● What you are asked to do:
Return the records below in full. Keep every word exact and skip the images.

● Raw data:
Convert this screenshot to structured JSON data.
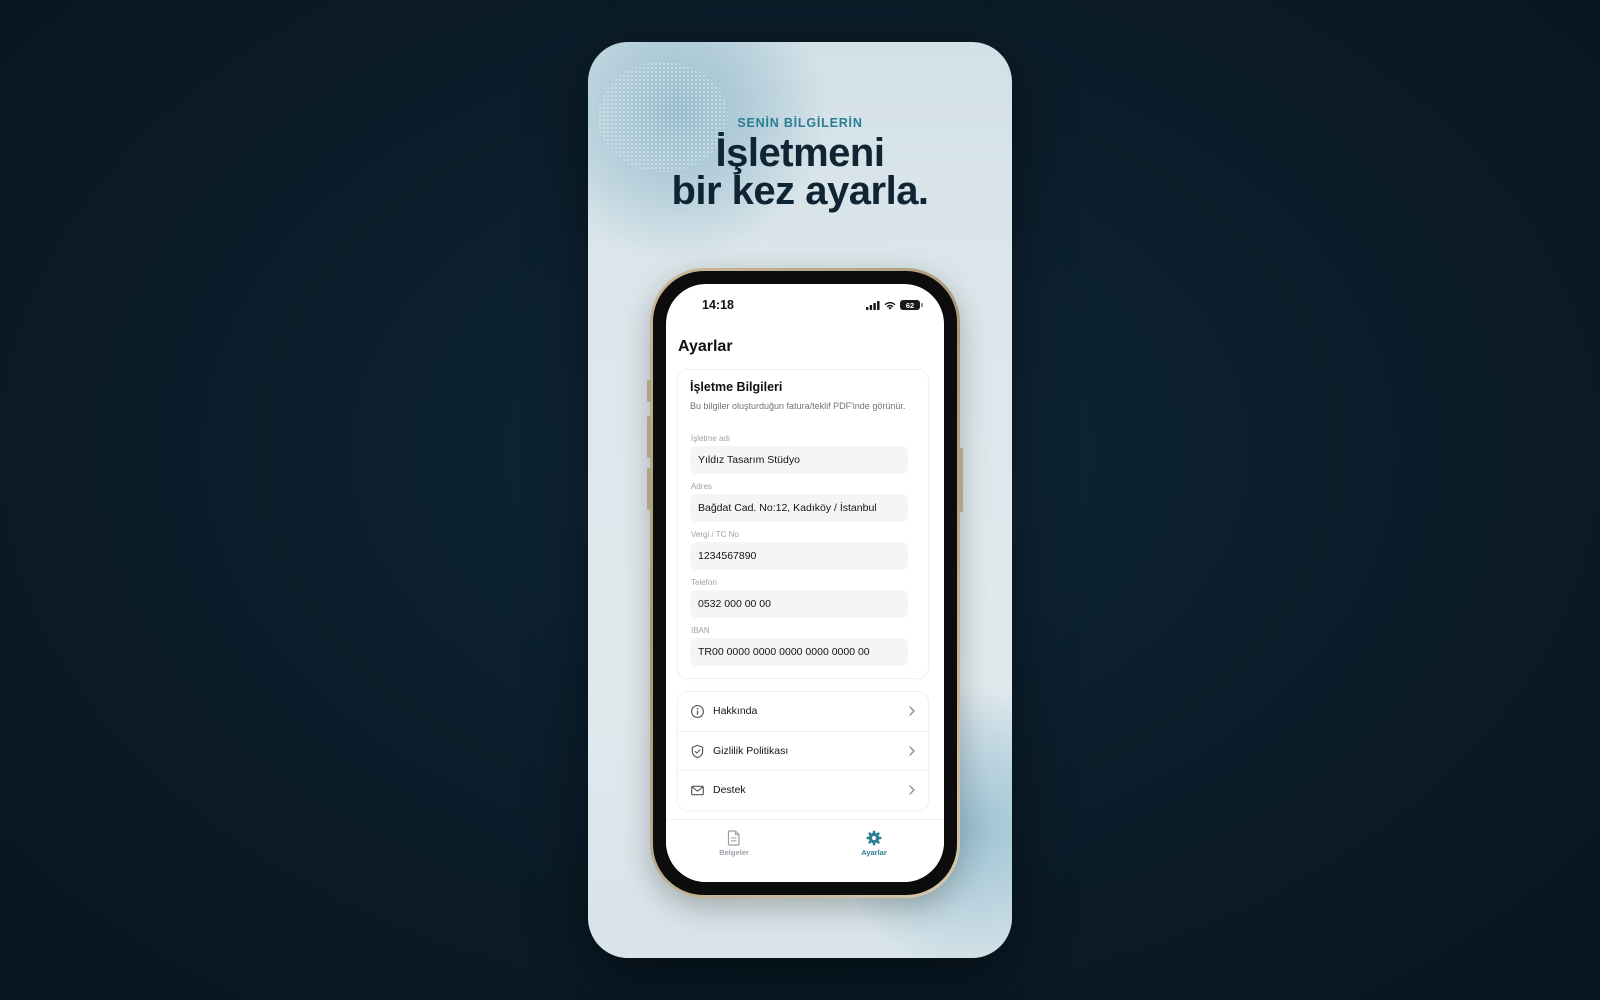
{
  "hero": {
    "eyebrow": "SENİN BİLGİLERİN",
    "headline_line1": "İşletmeni",
    "headline_line2": "bir kez ayarla."
  },
  "status_bar": {
    "time": "14:18",
    "battery": "62"
  },
  "screen": {
    "title": "Ayarlar",
    "business_section": {
      "title": "İşletme Bilgileri",
      "description": "Bu bilgiler oluşturduğun fatura/teklif PDF'inde görünür.",
      "fields": [
        {
          "label": "İşletme adı",
          "value": "Yıldız Tasarım Stüdyo"
        },
        {
          "label": "Adres",
          "value": "Bağdat Cad. No:12, Kadıköy / İstanbul"
        },
        {
          "label": "Vergi / TC No",
          "value": "1234567890"
        },
        {
          "label": "Telefon",
          "value": "0532 000 00 00"
        },
        {
          "label": "IBAN",
          "value": "TR00 0000 0000 0000 0000 0000 00"
        }
      ]
    },
    "menu": [
      {
        "label": "Hakkında",
        "icon": "info-icon"
      },
      {
        "label": "Gizlilik Politikası",
        "icon": "shield-icon"
      },
      {
        "label": "Destek",
        "icon": "mail-icon"
      }
    ],
    "tabs": [
      {
        "label": "Belgeler",
        "icon": "document-icon",
        "active": false
      },
      {
        "label": "Ayarlar",
        "icon": "gear-icon",
        "active": true
      }
    ]
  },
  "colors": {
    "accent": "#2a7d92",
    "headline": "#0f2533",
    "tab_inactive": "#9aa1a7"
  }
}
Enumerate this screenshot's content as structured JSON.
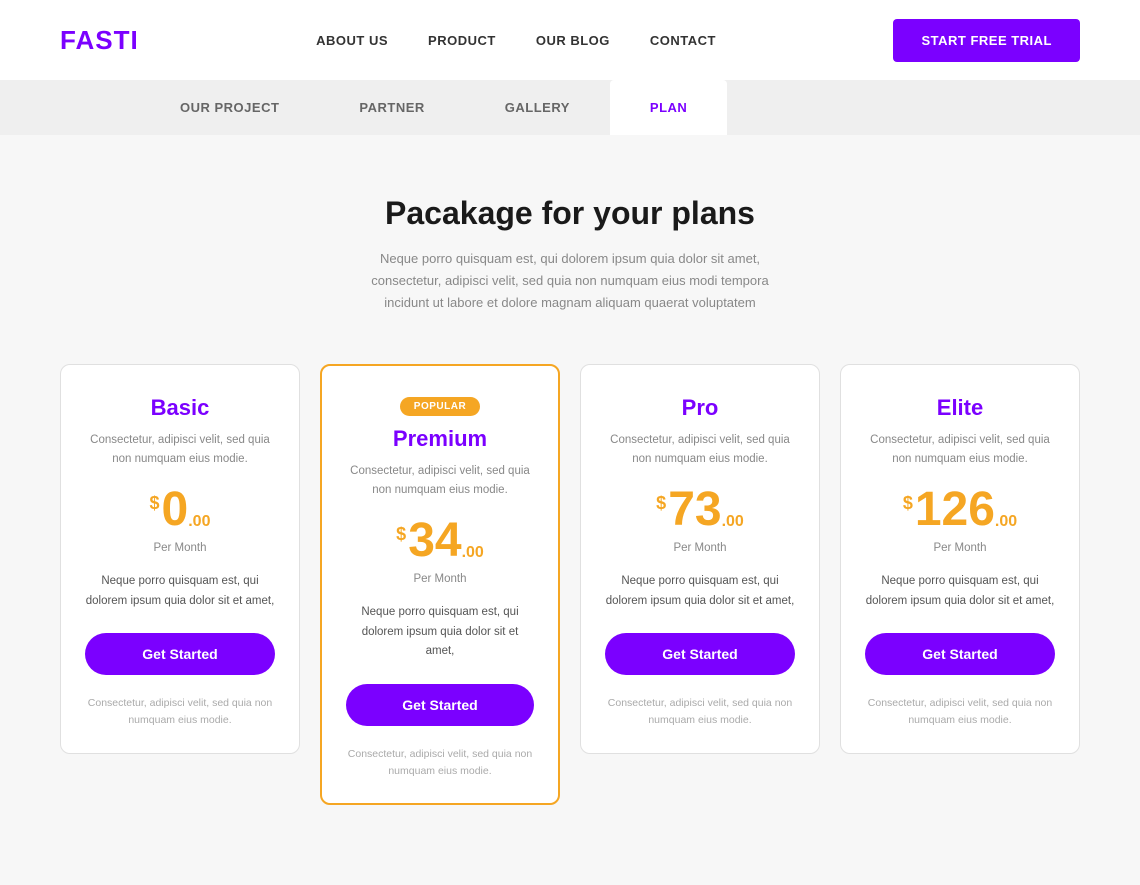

● Expected output:
Convert this screenshot to structured JSON data.
{
  "hero": {
    "eyebrow": "SENİN BİLGİLERİN",
    "headline_line1": "İşletmeni",
    "headline_line2": "bir kez ayarla."
  },
  "status_bar": {
    "time": "14:18",
    "battery": "62"
  },
  "screen": {
    "title": "Ayarlar",
    "business_section": {
      "title": "İşletme Bilgileri",
      "description": "Bu bilgiler oluşturduğun fatura/teklif PDF'inde görünür.",
      "fields": [
        {
          "label": "İşletme adı",
          "value": "Yıldız Tasarım Stüdyo"
        },
        {
          "label": "Adres",
          "value": "Bağdat Cad. No:12, Kadıköy / İstanbul"
        },
        {
          "label": "Vergi / TC No",
          "value": "1234567890"
        },
        {
          "label": "Telefon",
          "value": "0532 000 00 00"
        },
        {
          "label": "IBAN",
          "value": "TR00 0000 0000 0000 0000 0000 00"
        }
      ]
    },
    "menu": [
      {
        "label": "Hakkında",
        "icon": "info-icon"
      },
      {
        "label": "Gizlilik Politikası",
        "icon": "shield-icon"
      },
      {
        "label": "Destek",
        "icon": "mail-icon"
      }
    ],
    "tabs": [
      {
        "label": "Belgeler",
        "icon": "document-icon",
        "active": false
      },
      {
        "label": "Ayarlar",
        "icon": "gear-icon",
        "active": true
      }
    ]
  },
  "colors": {
    "accent": "#2a7d92",
    "headline": "#0f2533",
    "tab_inactive": "#9aa1a7"
  }
}
Enumerate this screenshot's content as structured JSON.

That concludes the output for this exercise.